__Work item__
Check each line of the entries below for the word "legend", and copy out the ones that have it.

__The input__
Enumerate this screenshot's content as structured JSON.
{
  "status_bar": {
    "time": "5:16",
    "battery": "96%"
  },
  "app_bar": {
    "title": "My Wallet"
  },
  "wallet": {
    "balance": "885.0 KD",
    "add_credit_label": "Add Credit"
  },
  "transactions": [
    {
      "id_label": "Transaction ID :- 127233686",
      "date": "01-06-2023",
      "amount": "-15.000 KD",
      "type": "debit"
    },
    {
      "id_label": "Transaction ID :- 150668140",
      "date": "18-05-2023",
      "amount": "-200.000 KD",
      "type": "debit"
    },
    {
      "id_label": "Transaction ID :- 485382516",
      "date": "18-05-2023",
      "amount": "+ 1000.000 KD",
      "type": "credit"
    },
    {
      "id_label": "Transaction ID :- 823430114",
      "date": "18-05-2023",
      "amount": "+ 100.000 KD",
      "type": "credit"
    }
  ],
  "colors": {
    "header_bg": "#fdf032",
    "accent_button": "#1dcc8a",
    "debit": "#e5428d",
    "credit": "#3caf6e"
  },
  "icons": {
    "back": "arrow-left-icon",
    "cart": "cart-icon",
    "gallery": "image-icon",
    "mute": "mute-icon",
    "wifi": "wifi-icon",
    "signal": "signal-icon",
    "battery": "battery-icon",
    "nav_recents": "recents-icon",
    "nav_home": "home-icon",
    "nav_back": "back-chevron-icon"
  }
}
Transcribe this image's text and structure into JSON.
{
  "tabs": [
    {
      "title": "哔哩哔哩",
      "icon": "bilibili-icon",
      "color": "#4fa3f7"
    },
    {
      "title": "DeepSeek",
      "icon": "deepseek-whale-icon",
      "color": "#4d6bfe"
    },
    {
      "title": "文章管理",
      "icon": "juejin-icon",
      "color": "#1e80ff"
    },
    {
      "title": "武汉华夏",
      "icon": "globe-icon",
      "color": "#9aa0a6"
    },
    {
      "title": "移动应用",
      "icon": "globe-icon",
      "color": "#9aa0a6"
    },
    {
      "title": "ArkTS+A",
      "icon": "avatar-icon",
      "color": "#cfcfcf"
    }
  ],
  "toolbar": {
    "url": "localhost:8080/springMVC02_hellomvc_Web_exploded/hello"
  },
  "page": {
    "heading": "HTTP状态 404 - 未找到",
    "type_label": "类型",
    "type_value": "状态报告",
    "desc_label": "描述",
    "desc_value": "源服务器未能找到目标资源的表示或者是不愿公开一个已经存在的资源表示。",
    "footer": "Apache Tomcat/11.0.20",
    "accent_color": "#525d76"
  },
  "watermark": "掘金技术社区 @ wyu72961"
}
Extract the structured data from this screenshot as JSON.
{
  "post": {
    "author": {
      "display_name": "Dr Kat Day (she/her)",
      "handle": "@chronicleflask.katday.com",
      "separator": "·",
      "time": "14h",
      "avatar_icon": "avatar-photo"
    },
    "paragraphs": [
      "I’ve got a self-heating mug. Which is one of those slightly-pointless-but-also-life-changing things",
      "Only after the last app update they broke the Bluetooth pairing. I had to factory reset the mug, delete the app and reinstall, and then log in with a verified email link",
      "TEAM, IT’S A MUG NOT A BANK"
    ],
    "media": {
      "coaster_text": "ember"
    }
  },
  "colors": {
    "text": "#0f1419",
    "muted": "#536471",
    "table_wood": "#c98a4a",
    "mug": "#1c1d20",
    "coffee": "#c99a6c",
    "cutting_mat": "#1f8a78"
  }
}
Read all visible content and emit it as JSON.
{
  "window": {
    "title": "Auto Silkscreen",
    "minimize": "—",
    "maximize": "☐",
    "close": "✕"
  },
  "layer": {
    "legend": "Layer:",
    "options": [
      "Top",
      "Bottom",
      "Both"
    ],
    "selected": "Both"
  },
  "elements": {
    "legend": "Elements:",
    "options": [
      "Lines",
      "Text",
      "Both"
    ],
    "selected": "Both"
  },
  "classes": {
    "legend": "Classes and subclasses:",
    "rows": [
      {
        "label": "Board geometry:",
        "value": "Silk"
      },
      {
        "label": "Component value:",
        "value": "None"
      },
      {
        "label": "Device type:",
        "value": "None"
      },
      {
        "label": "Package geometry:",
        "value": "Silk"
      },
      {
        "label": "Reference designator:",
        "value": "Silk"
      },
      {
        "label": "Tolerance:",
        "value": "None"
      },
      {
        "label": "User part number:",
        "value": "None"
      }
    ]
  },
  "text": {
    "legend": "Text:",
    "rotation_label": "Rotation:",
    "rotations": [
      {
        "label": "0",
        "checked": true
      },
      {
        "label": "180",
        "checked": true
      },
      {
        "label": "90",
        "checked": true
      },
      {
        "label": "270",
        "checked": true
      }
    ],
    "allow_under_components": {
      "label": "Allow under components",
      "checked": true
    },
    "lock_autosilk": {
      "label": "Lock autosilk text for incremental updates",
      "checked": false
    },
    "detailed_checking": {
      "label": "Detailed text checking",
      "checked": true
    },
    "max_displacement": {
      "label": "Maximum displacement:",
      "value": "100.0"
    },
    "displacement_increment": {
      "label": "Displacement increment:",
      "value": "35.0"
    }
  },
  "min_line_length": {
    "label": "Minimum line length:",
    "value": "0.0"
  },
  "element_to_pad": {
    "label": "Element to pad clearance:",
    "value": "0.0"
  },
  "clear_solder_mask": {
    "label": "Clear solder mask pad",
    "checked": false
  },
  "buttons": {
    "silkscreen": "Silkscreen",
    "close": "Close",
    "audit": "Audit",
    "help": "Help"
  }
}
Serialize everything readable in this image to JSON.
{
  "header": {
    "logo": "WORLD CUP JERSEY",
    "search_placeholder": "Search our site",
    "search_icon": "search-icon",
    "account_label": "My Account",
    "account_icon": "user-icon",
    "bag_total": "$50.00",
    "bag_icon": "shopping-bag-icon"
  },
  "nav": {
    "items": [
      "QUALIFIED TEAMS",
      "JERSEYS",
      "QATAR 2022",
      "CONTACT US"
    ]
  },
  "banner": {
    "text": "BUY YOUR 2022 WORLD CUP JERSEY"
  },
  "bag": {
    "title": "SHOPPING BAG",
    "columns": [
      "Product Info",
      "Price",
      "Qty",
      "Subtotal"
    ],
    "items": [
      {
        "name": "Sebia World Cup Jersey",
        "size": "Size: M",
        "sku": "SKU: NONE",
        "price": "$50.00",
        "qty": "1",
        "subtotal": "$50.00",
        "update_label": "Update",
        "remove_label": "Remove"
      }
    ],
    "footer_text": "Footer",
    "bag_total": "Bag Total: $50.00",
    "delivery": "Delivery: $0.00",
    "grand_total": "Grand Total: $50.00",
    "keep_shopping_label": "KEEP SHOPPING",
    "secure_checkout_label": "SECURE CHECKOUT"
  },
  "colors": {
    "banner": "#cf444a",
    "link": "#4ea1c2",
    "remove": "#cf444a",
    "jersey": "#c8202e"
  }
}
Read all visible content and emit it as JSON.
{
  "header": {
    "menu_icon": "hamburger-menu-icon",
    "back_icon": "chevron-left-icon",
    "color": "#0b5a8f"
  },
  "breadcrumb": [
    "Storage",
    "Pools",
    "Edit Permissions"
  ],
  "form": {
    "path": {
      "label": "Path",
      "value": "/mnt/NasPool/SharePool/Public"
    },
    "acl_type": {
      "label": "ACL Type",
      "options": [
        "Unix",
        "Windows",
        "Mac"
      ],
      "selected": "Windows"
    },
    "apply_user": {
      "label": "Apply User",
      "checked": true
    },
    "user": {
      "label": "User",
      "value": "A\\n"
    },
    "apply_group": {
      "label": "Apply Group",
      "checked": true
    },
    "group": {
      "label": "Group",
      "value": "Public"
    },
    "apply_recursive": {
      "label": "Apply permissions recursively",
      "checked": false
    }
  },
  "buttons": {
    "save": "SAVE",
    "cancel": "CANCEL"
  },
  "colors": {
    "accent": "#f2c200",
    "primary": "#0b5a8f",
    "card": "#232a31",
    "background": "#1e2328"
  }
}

__Solution to the problem__
    "legend": "Layer:",
    "legend": "Elements:",
    "legend": "Classes and subclasses:",
    "legend": "Text:",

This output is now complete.